Bringing new purpose-driven businesses, revenue-generating nonprofits or social benefit corporations to Greater Minnesota is just part of the program, said Chris Fastner, program manager for the Initiators Fellowship, which launched in the Initiative Foundation region in 2016. “The other part of it is to develop these Fellows as leaders in rural and Greater Minnesota so they can continue to make a difference. We feel that the right individual, supported at the right time and in the right way, can have an outsized impact on their Greater Minnesota community.”
The need is great, especially when you consider that retiring baby boomers are leaving leadership voids in many rural communities and that owning a small business can be a risky proposition. “According to the Bureau of Labor Statistics, 50 percent of small businesses will fail over five years,” Fastner said. “That’s an unfortunate figure. However, if we develop strong leaders in our communities, they’ll go on to do good, purposeful work for the rest of their lives.”
Initiators Fellows from the 2018-2019 cohort illustrate the program’s impact. Originally looking for ways to turn her passion for public health and diabetes advocacy into a career, Fellow Quinn Nystrom built a successful business as a national expert on diabetes-related issues and made a point of drawing public awareness to the high price of insulin when she was a candidate for Minnesota’s 8th Congressional district. Initiators Fellow Annie Deckert built her consulting business to help fill empty storefronts in Minnesota’s small towns before signing on as the first chief executive officer of Greater Fergus Falls, the nonprofit economic development organization in her hometown.
Like Stone, other 2020-2021 Fellows are making equally impressive contributions. Hamdia Mohamed of Victory Plus Housing, for example, is working to provide sober housing in Central Minnesota by providing safe, secure and clean residential properties and an array of additional supports.
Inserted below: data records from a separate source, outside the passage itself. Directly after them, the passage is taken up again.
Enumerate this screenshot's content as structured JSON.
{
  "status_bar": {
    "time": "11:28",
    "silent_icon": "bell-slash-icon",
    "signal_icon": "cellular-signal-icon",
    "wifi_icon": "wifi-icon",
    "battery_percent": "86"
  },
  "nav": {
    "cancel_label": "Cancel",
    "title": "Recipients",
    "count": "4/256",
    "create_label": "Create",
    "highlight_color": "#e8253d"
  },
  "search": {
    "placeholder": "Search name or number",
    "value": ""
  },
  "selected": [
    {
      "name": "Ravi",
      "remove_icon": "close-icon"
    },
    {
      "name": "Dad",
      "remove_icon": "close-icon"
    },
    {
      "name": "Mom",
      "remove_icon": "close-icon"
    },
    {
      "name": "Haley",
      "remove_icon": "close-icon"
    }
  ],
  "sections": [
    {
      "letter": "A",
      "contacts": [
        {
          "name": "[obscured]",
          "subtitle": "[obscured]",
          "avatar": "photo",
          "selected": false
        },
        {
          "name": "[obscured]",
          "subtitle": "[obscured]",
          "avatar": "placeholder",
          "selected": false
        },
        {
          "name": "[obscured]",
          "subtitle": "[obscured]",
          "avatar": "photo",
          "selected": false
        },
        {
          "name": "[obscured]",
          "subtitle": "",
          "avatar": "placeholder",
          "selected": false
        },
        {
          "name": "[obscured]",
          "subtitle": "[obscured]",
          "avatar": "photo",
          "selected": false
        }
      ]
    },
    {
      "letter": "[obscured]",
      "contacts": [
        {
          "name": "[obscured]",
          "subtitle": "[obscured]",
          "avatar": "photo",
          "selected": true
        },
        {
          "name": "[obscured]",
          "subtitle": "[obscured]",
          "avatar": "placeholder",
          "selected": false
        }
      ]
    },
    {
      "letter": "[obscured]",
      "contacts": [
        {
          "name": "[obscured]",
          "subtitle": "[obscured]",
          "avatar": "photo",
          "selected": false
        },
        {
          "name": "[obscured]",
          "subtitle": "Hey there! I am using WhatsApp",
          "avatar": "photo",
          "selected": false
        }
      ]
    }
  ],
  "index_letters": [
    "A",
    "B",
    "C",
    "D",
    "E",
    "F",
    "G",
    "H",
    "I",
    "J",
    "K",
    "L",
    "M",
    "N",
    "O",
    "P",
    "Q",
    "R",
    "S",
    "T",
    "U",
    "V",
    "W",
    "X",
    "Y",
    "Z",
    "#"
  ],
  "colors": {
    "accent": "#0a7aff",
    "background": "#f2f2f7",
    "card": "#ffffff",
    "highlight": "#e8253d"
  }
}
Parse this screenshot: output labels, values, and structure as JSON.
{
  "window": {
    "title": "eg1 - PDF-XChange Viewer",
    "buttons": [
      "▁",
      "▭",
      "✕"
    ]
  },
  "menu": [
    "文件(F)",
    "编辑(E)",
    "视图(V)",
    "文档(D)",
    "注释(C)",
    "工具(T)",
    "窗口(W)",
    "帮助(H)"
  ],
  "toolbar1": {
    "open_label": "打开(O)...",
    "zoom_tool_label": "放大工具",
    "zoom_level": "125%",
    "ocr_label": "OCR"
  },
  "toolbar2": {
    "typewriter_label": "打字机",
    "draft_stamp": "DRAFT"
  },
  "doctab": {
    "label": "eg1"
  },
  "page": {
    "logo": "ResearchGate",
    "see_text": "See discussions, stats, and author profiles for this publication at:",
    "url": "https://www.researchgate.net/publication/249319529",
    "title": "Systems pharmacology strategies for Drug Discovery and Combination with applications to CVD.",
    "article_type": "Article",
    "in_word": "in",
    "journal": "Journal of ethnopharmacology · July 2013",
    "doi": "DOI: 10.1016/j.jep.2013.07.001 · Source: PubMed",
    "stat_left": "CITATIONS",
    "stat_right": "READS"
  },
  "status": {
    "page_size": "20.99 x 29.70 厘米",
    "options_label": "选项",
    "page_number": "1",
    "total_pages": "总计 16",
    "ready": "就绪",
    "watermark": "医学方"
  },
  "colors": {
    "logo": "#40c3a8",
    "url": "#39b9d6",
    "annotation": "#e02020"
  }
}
And Erin Schutte Wadzinski is focused on increasing access to affordable and high-quality legal representation for immigrants and refugees from all financial backgrounds residing in Southwest Minnesota through her Kivu Immigration law firm in Worthington.
“The Initiators Fellowship gave me the extra boost I needed to launch my social enterprise,” Schutte Wadzinksi said. “The networks, the mentorship and the support from the Fellowship really have been the most important to me.”
APPLY, SHARE THE OPPORTUNITY
Applications for the 2022-23 cohort of Initiators Fellows will be accepted from May 24 through June 15. Though it’s a rigorous process, culminating in a day-long October selection process at St. John’s University from among 15 finalists, Fastner says the biggest hurdle many applicants face is simply seeing themselves as potential leaders.
“If you have an idea for a purpose-driven business, and you’re already working a full-time job, you’re probably finding you just don’t have the time and the bandwidth to make progress,” he said. But with the help of the Fellowship’s $60,000 stipend over two years, “you can make the time to start moving ahead, meeting with mentors, and expanding the networks you’re going to need to succeed. If you want to start a business to achieve something good, that tells us you’re already the kind of applicant we’re looking for—the kind of person who can make positive change in your community.”